Essays in the Role of Overseeing Entities in Retirement Plans
This dissertation is comprised of three essays that focus on the role of overseeing entities in retirement plans. In the first essay, I study the role of trustee and non-trustee service providers as well as the composition of a firm's board of directors in overseeing 401(k) plans. I ask whether differences in the number and type of these 401(k) plan overseeing entities can explain differences in 401(k) plan performance and structural characteristics. Using a proprietary dataset of 401(k) plans, I find that having more trustee and non-trustee service providers results in better menu performance. However, these findings are not robust when benchmark adjusting performance. Second, I find that having more non-trustee service providers leads to less menu diversification and higher fund level expenses, but lower total plan expense. Last, having more trustee service providers and a greater percentage of insiders on a firm's board of directors results in a more generous company match.

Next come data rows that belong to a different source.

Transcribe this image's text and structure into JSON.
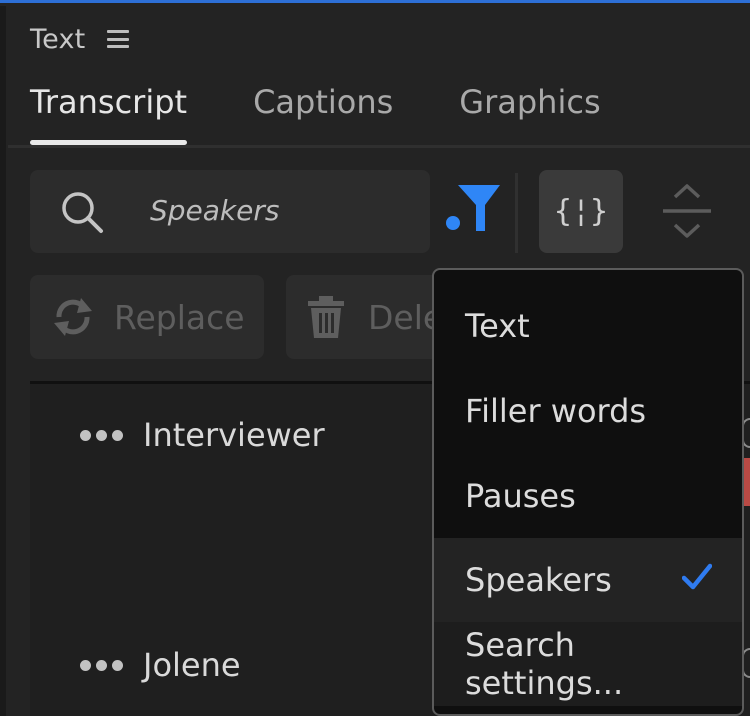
{
  "panel": {
    "title": "Text"
  },
  "tabs": [
    {
      "label": "Transcript",
      "active": true
    },
    {
      "label": "Captions",
      "active": false
    },
    {
      "label": "Graphics",
      "active": false
    }
  ],
  "search": {
    "value": "Speakers"
  },
  "toolbar": {
    "code_glyph": "{¦}"
  },
  "actions": {
    "replace_label": "Replace",
    "delete_label": "Delete"
  },
  "speakers": [
    {
      "name": "Interviewer"
    },
    {
      "name": "Jolene"
    }
  ],
  "filter_menu": {
    "items": [
      {
        "label": "Text",
        "checked": false
      },
      {
        "label": "Filler words",
        "checked": false
      },
      {
        "label": "Pauses",
        "checked": false
      },
      {
        "label": "Speakers",
        "checked": true
      },
      {
        "label": "Search settings..."
      }
    ]
  },
  "colors": {
    "accent": "#2d6fd6",
    "check": "#2f7bf0",
    "filter_icon": "#2f86f6",
    "panel_bg": "#232323",
    "menu_bg": "#0f0f0f"
  }
}
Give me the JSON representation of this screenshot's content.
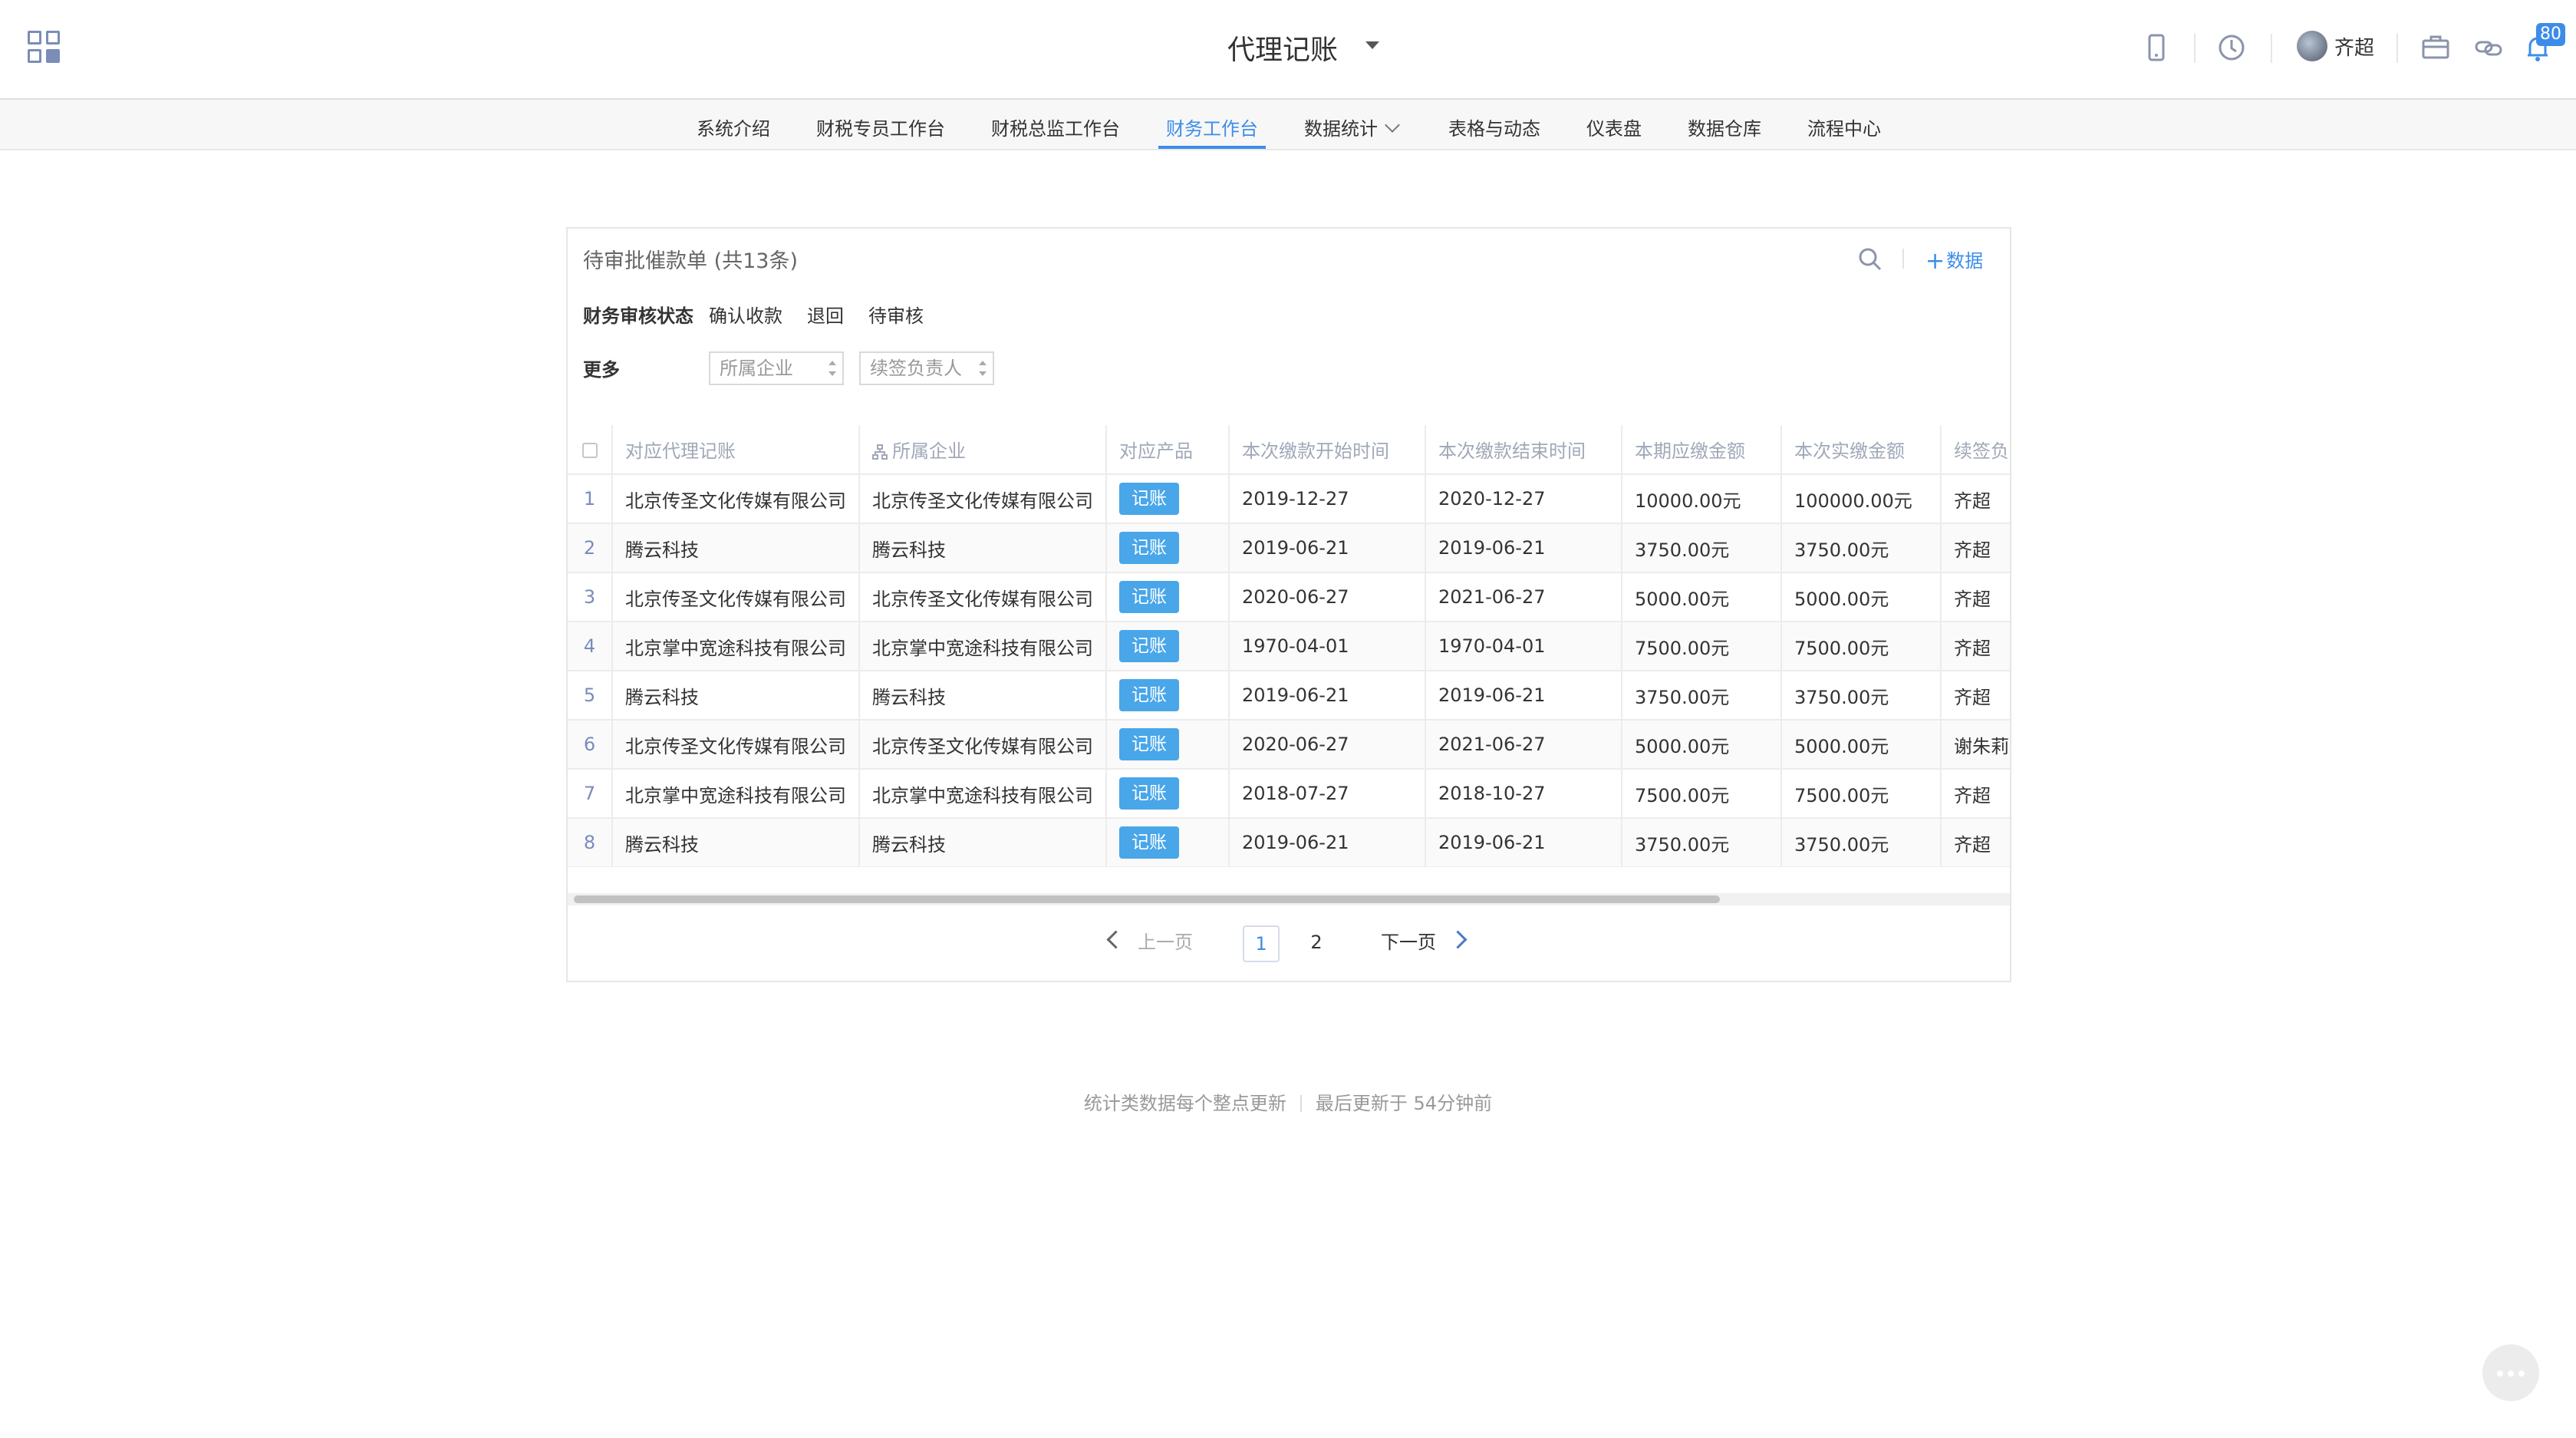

My results suggest that 401(k) plans are significantly impacted by oversight decisions, and that improving oversight quality may be a more effective way to mitigate 401(k) plan losses than focusing on increasing financial literacy of plan participants. In the second essay, I examine the nature of compensation for 401(k) plan consultants and ask whether variations in the form of compensation explain variations in 401(k) plan costs and menu performance. Using a proprietary dataset of 401(k) plans, I find that 401(k) plans which hire a consultant experience lower fund level fees and higher after-fee returns if the consultant does not participate in revenue sharing arrangements. In exchange for their services to improve plans, consultants without revenue sharing arrangements charge higher fees to offset their revenue losses from not having opaque arrangements. This results in higher administrative expenses for plans. The net effect is a 9.6 basis point annual gain for the average plan participant or a 24.7 basis point annual gain for a plan participant invested in the default menu choice, assuming that employees pay the higher administrative expense. My findings are robust to a narrower definition of a consultant, additional controls for investment expertise, retirement expertise and bargaining power, falsification tests, and propensity score matching. Overall, my findings suggest that 401(k) plan menu design may be improved through the use of a consultant if the consultant does not suffer from conflicts of interest. In the third essay, I empirically test whether governance mitigates underfunding in US public pension plans. Traditional governance proxies in public sector defined benefit plans focus on plan board of directors. However, plan responsibilities extend beyond the board and are addressed by state or plan policies and by other entities involved in pension oversight. Using unique governance survey data for US public pension plans, I measure governance in an agency theory framework and in a theoretical best practices framework. In the first framework, governance proxies include state and plan policies while in the second, governance proxies include the distribution of oversight responsibilities. I find that the most important governance policies are those that encourage sponsor commitment to paying required annual contributions. I also find that theoretical best practices do not mitigate plan underfunding.